Prompt -> Wherever a line in the records below contains "Compare", copy that line.

[Items from an interface collection]

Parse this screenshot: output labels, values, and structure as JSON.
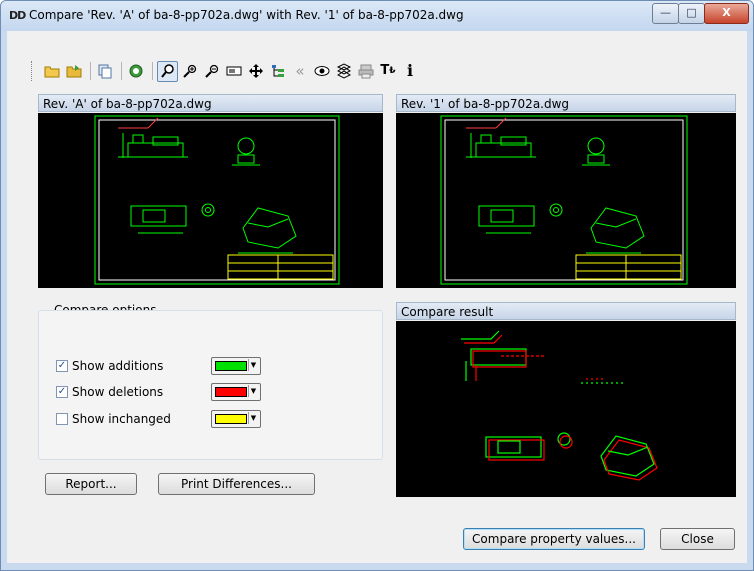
{
  "window": {
    "title": "Compare 'Rev. 'A' of ba-8-pp702a.dwg' with Rev. '1' of ba-8-pp702a.dwg",
    "icon_glyph": "DD",
    "controls": {
      "minimize": "—",
      "maximize": "□",
      "close": "X"
    }
  },
  "toolbar": {
    "buttons": [
      {
        "icon": "open-folder-icon",
        "glyph": "📂"
      },
      {
        "icon": "open-folder-alt-icon",
        "glyph": "📁"
      },
      {
        "icon": "copy-icon",
        "glyph": "⧉"
      },
      {
        "icon": "refresh-icon",
        "glyph": "⟳"
      },
      {
        "icon": "zoom-icon",
        "glyph": "🔍",
        "selected": true
      },
      {
        "icon": "zoom-in-icon",
        "glyph": "✚"
      },
      {
        "icon": "zoom-out-icon",
        "glyph": "▬"
      },
      {
        "icon": "zoom-window-icon",
        "glyph": "▭"
      },
      {
        "icon": "pan-icon",
        "glyph": "✥"
      },
      {
        "icon": "tree-icon",
        "glyph": "☰"
      },
      {
        "icon": "rewind-icon",
        "glyph": "«"
      },
      {
        "icon": "visibility-icon",
        "glyph": "◉"
      },
      {
        "icon": "layers-icon",
        "glyph": "≋"
      },
      {
        "icon": "print-icon",
        "glyph": "▤"
      },
      {
        "icon": "text-style-icon",
        "glyph": "Tᵦ"
      },
      {
        "icon": "info-icon",
        "glyph": "i"
      }
    ]
  },
  "left_panel": {
    "title": "Rev. 'A' of ba-8-pp702a.dwg"
  },
  "right_panel": {
    "title": "Rev. '1' of ba-8-pp702a.dwg"
  },
  "result_panel": {
    "title": "Compare result"
  },
  "options": {
    "group_title": "Compare options",
    "items": [
      {
        "label": "Show additions",
        "checked": true,
        "color": "#00e000"
      },
      {
        "label": "Show deletions",
        "checked": true,
        "color": "#ff0000"
      },
      {
        "label": "Show inchanged",
        "checked": false,
        "color": "#ffff00"
      }
    ]
  },
  "buttons": {
    "report": "Report...",
    "print_differences": "Print Differences...",
    "compare_property_values": "Compare property values...",
    "close": "Close"
  },
  "colors": {
    "drawing_lines": "#00ff00",
    "frame": "#ffffff",
    "title_frame": "#ffff00"
  }
}
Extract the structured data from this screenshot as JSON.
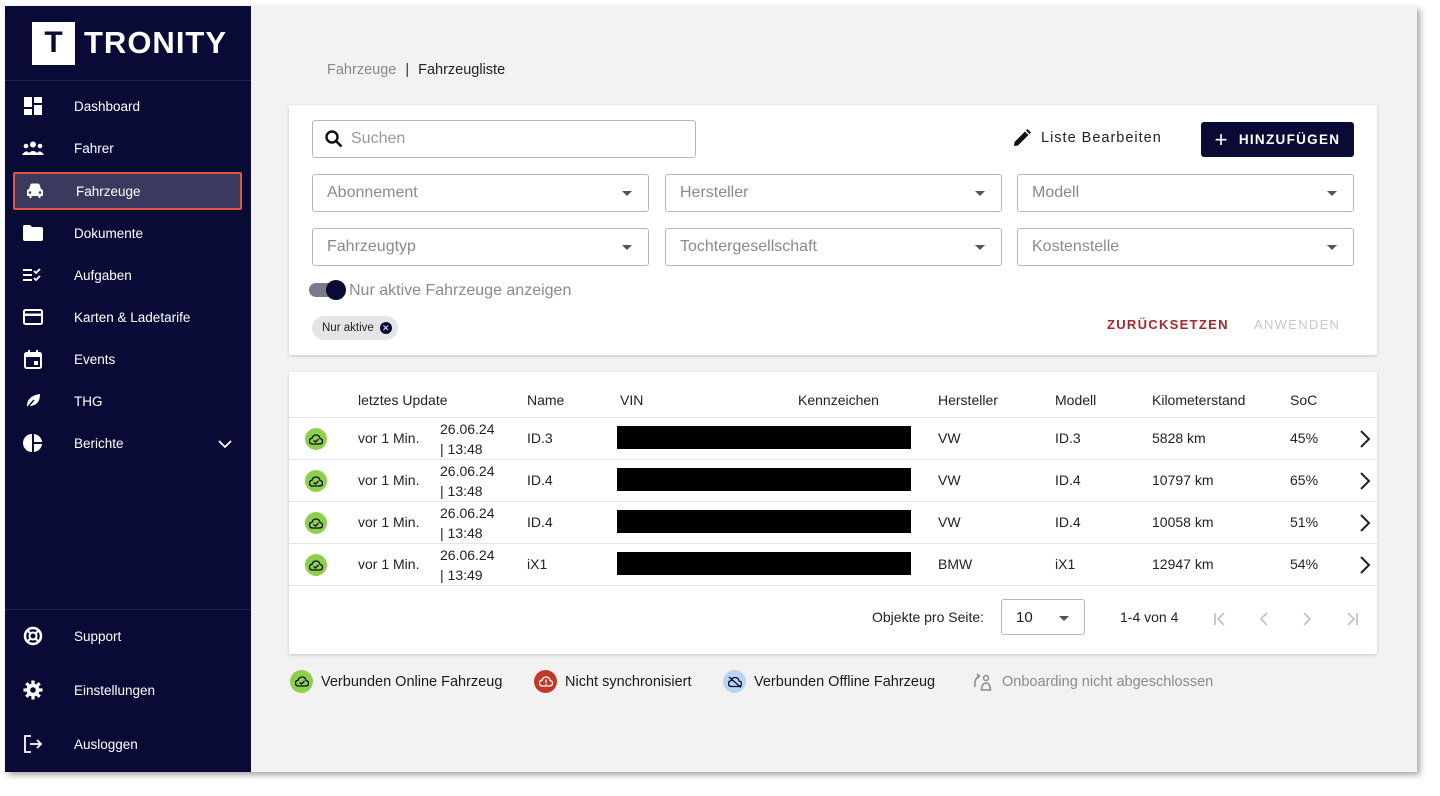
{
  "app": {
    "logo_letter": "T",
    "logo_text": "TRONITY"
  },
  "sidebar": {
    "items": [
      {
        "label": "Dashboard",
        "icon": "dashboard-icon"
      },
      {
        "label": "Fahrer",
        "icon": "people-icon"
      },
      {
        "label": "Fahrzeuge",
        "icon": "car-icon",
        "active": true
      },
      {
        "label": "Dokumente",
        "icon": "folder-icon"
      },
      {
        "label": "Aufgaben",
        "icon": "checklist-icon"
      },
      {
        "label": "Karten & Ladetarife",
        "icon": "card-icon"
      },
      {
        "label": "Events",
        "icon": "calendar-icon"
      },
      {
        "label": "THG",
        "icon": "leaf-icon"
      },
      {
        "label": "Berichte",
        "icon": "pie-chart-icon"
      }
    ],
    "bottom": [
      {
        "label": "Support",
        "icon": "lifebuoy-icon"
      },
      {
        "label": "Einstellungen",
        "icon": "gear-icon"
      },
      {
        "label": "Ausloggen",
        "icon": "logout-icon"
      }
    ]
  },
  "breadcrumb": {
    "parent": "Fahrzeuge",
    "separator": "|",
    "current": "Fahrzeugliste"
  },
  "filters": {
    "search_placeholder": "Suchen",
    "edit_label": "Liste Bearbeiten",
    "add_label": "HINZUFÜGEN",
    "selects": [
      "Abonnement",
      "Hersteller",
      "Modell",
      "Fahrzeugtyp",
      "Tochtergesellschaft",
      "Kostenstelle"
    ],
    "toggle_label": "Nur aktive Fahrzeuge anzeigen",
    "toggle_on": true,
    "chip": "Nur aktive",
    "reset_label": "ZURÜCKSETZEN",
    "apply_label": "ANWENDEN"
  },
  "table": {
    "headers": [
      "letztes Update",
      "Name",
      "VIN",
      "Kennzeichen",
      "Hersteller",
      "Modell",
      "Kilometerstand",
      "SoC"
    ],
    "rows": [
      {
        "update": "vor 1 Min.",
        "date": "26.06.24",
        "time": "| 13:48",
        "name": "ID.3",
        "maker": "VW",
        "model": "ID.3",
        "km": "5828 km",
        "soc": "45%"
      },
      {
        "update": "vor 1 Min.",
        "date": "26.06.24",
        "time": "| 13:48",
        "name": "ID.4",
        "maker": "VW",
        "model": "ID.4",
        "km": "10797 km",
        "soc": "65%"
      },
      {
        "update": "vor 1 Min.",
        "date": "26.06.24",
        "time": "| 13:48",
        "name": "ID.4",
        "maker": "VW",
        "model": "ID.4",
        "km": "10058 km",
        "soc": "51%"
      },
      {
        "update": "vor 1 Min.",
        "date": "26.06.24",
        "time": "| 13:49",
        "name": "iX1",
        "maker": "BMW",
        "model": "iX1",
        "km": "12947 km",
        "soc": "54%"
      }
    ],
    "pager": {
      "per_page_label": "Objekte pro Seite:",
      "per_page": "10",
      "range": "1-4 von 4"
    }
  },
  "legend": [
    {
      "label": "Verbunden Online Fahrzeug",
      "color": "#8ed04a"
    },
    {
      "label": "Nicht synchronisiert",
      "color": "#c0392b"
    },
    {
      "label": "Verbunden Offline Fahrzeug",
      "color": "#b9d6f0"
    },
    {
      "label": "Onboarding nicht abgeschlossen",
      "color": "#8a8a8a"
    }
  ],
  "colors": {
    "sidebar_bg": "#0a0a36",
    "active_border": "#e2553f",
    "accent_red": "#a8262a",
    "online_green": "#8ed04a"
  }
}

Your solution ->
    "title": "Compare 'Rev. 'A' of ba-8-pp702a.dwg' with Rev. '1' of ba-8-pp702a.dwg",
    "title": "Compare result"
    "group_title": "Compare options",
    "compare_property_values": "Compare property values...",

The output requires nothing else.